-- Exercise objective --
Across all the entries, tally the lines holding the word "kotlings", and give the number by itself.

-- Data section --
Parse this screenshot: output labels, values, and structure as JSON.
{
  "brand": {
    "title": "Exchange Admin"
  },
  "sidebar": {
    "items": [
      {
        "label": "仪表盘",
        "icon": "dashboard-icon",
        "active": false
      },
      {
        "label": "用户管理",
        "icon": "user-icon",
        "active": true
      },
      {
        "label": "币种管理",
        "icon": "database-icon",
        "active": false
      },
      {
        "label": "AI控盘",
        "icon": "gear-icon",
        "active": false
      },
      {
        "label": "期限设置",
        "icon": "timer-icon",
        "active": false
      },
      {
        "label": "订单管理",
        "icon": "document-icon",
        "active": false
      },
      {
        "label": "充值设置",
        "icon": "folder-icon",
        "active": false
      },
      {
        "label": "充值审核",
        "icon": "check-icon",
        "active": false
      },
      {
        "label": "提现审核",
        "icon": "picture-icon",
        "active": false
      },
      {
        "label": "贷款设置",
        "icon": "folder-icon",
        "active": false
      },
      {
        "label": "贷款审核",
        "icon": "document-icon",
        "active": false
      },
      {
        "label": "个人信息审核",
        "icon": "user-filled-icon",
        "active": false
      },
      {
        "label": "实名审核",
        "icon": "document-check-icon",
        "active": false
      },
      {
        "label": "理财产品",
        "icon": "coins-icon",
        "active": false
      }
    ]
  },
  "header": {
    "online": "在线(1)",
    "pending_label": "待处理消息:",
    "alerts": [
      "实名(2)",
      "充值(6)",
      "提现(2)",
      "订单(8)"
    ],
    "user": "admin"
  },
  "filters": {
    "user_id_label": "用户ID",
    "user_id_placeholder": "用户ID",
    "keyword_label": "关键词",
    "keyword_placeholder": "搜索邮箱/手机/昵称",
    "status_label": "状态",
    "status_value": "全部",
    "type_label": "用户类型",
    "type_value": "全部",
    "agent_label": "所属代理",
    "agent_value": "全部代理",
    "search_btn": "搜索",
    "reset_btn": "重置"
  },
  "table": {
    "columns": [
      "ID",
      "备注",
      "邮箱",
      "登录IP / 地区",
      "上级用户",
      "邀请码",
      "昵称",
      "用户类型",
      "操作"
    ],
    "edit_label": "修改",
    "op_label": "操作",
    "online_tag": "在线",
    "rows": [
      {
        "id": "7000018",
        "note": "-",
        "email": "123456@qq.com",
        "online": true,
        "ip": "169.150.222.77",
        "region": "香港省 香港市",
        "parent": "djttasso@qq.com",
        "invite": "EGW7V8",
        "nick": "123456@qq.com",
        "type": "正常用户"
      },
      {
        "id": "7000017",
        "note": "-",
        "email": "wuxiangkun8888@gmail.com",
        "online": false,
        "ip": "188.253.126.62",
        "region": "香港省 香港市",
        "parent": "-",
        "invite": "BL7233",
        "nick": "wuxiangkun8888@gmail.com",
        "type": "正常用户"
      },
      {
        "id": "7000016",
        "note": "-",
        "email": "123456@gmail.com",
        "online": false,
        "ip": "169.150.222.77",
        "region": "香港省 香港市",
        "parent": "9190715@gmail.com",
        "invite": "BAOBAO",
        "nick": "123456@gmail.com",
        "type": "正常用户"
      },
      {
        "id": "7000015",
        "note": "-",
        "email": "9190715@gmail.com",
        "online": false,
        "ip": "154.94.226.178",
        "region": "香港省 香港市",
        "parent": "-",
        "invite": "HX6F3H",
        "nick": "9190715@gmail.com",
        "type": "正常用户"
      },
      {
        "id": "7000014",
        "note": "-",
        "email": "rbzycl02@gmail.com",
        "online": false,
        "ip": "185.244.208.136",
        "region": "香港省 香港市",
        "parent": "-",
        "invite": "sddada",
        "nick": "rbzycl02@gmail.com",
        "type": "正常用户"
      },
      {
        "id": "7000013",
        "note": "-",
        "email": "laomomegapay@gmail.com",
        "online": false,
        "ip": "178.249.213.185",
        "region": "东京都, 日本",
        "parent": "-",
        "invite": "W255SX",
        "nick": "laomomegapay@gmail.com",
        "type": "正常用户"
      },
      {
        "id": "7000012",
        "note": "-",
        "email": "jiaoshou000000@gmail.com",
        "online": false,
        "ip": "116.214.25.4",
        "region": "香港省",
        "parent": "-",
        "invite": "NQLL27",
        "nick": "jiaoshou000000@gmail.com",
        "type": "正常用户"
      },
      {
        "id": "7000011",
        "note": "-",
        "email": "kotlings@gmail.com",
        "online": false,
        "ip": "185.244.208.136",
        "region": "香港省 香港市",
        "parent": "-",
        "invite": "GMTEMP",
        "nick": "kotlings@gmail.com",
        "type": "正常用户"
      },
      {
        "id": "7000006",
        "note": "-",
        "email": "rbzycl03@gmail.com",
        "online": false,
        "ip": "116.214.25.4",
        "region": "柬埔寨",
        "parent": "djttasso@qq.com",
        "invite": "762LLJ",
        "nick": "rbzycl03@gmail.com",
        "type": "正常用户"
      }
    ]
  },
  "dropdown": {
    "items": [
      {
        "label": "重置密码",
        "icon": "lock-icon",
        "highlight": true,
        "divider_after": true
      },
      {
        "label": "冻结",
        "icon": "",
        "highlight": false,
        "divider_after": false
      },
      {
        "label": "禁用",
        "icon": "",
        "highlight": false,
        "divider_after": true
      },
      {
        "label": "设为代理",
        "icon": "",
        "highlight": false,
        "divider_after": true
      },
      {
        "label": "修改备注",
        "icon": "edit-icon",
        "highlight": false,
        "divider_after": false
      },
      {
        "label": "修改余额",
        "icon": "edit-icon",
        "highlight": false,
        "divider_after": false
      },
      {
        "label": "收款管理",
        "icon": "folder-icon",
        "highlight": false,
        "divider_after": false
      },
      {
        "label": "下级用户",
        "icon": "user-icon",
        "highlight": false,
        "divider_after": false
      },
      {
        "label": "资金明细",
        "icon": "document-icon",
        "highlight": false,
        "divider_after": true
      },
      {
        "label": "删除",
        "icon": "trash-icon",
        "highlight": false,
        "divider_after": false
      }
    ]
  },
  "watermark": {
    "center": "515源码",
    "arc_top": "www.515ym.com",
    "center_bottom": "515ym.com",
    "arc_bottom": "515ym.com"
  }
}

-- Reply to the exercise --
2